Benjamin Fearnow, CBS St. Louis, October 30, 2014
Businesses in Ferguson say they are “going to wait and see” how to sustain what has been a tumultuous few months of riots and dramatically reduced revenue, with some local store owners saying customers are “too scared” to bring their business to the area.
Local stores and businesses throughout Ferguson expressed feelings of frustration and uncertainty as many have boarded-up windows, increased security measures and lost thousands of dollars in revenue amid protests stemming from the Aug. 9 police shooting death of Michael Brown. Many businesses said they will just have to wait and see what happens ahead of an expected November ruling on whether or not to indict officer Darren Wilson.
“We’ve lost $200 to $300 in business nightly, people are afraid to pick up in the night, after dark,” said Tammy Cao of the Hunan Chop Suey Chinese Restaurant. “People are too scared at night . . . I guess we’ll just have to wait and see.”
She said the store has “paid $1,500 out-of-pocket for window damages” caused by rioters, because the $5,000 insurance deductible “did not add up.”
Zisser Tire & Auto said the rioters “knocked out 90 percent of our windows, which are still boarded up.”
“We’ve just been trying to go to work, business as usual–nobody wants to take the boards down until we see what happens. It’s more of the not knowing what’s going to happen next.”
Jenny of Don Henefer Jewelers said that although their store has not been directly harmed by the Ferguson protests or rioters, they now “put all the jewelry away at night, and whatever doesn’t fit in the safe goes behind the counter, out-of-sight from the store window.”

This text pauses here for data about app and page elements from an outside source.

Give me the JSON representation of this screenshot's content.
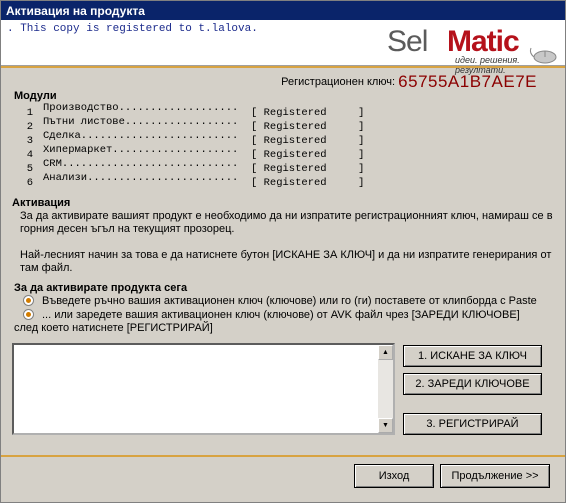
{
  "window": {
    "title": "Активация на продукта"
  },
  "banner": {
    "registered_text": ". This copy is registered to  t.lalova."
  },
  "logo": {
    "sel": "Sel",
    "matic": "Matic",
    "tagline": "идеи. решения. резултати."
  },
  "registration": {
    "label": "Регистрационен ключ:",
    "key": "65755A1B7AE7E"
  },
  "modules": {
    "title": "Модули",
    "items": [
      {
        "num": "1",
        "name": "Производство...................",
        "status": "[ Registered     ]"
      },
      {
        "num": "2",
        "name": "Пътни листове..................",
        "status": "[ Registered     ]"
      },
      {
        "num": "3",
        "name": "Сделка.........................",
        "status": "[ Registered     ]"
      },
      {
        "num": "4",
        "name": "Хипермаркет....................",
        "status": "[ Registered     ]"
      },
      {
        "num": "5",
        "name": "CRM............................",
        "status": "[ Registered     ]"
      },
      {
        "num": "6",
        "name": "Анализи........................",
        "status": "[ Registered     ]"
      }
    ]
  },
  "activation": {
    "title": "Активация",
    "paragraph1": "За да активирате вашият продукт е необходимо да ни изпратите регистрационният ключ, намираш се в горния десен ъгъл на текущият прозорец.",
    "paragraph2": "Най-лесният начин за това е да натиснете бутон [ИСКАНЕ ЗА КЛЮЧ] и да ни изпратите генерирания от там файл."
  },
  "activate_now": {
    "title": "За да активирате продукта сега",
    "option1": "Въведете ръчно вашия активационен ключ (ключове) или го (ги) поставете от клипборда с Paste",
    "option2": "... или заредете вашия активационен ключ (ключове) от AVK файл чрез [ЗАРЕДИ КЛЮЧОВЕ]",
    "option2_cont": "след което натиснете [РЕГИСТРИРАЙ]"
  },
  "key_input": {
    "value": ""
  },
  "buttons": {
    "request_key": "1. ИСКАНЕ ЗА КЛЮЧ",
    "load_keys": "2. ЗАРЕДИ КЛЮЧОВЕ",
    "register": "3. РЕГИСТРИРАЙ",
    "exit": "Изход",
    "continue": "Продължение >>"
  },
  "colors": {
    "accent_line": "#d8a341",
    "title_bar": "#0a246a",
    "key_color": "#8b0000",
    "brand_red": "#b5121b"
  }
}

The Swiish Bar and Grill owners have filed a lawsuit against the state of Missouri, St. Louis County, the Missouri State Highway Patrol and the cities of Ferguson and Jennings for what they claim is more than $25,000 in lost revenue. Owners Chantelle and Corey Nixon-Clark told KTVI-TV they were forced to close their doors for weeks as a law enforcement command post was set up in the Jennings shopping center amid the riots.
“I feel scared about my business,” Rokhaya Biteye, owner of Daba African Hair Braiding in one of the modest strip malls that line West Florissant, told Reuters.
She said profits have evaporated to almost nothing since the shooting. In weeks prior, she generally pulled in about $800, but is now bringing in less than $100 each week.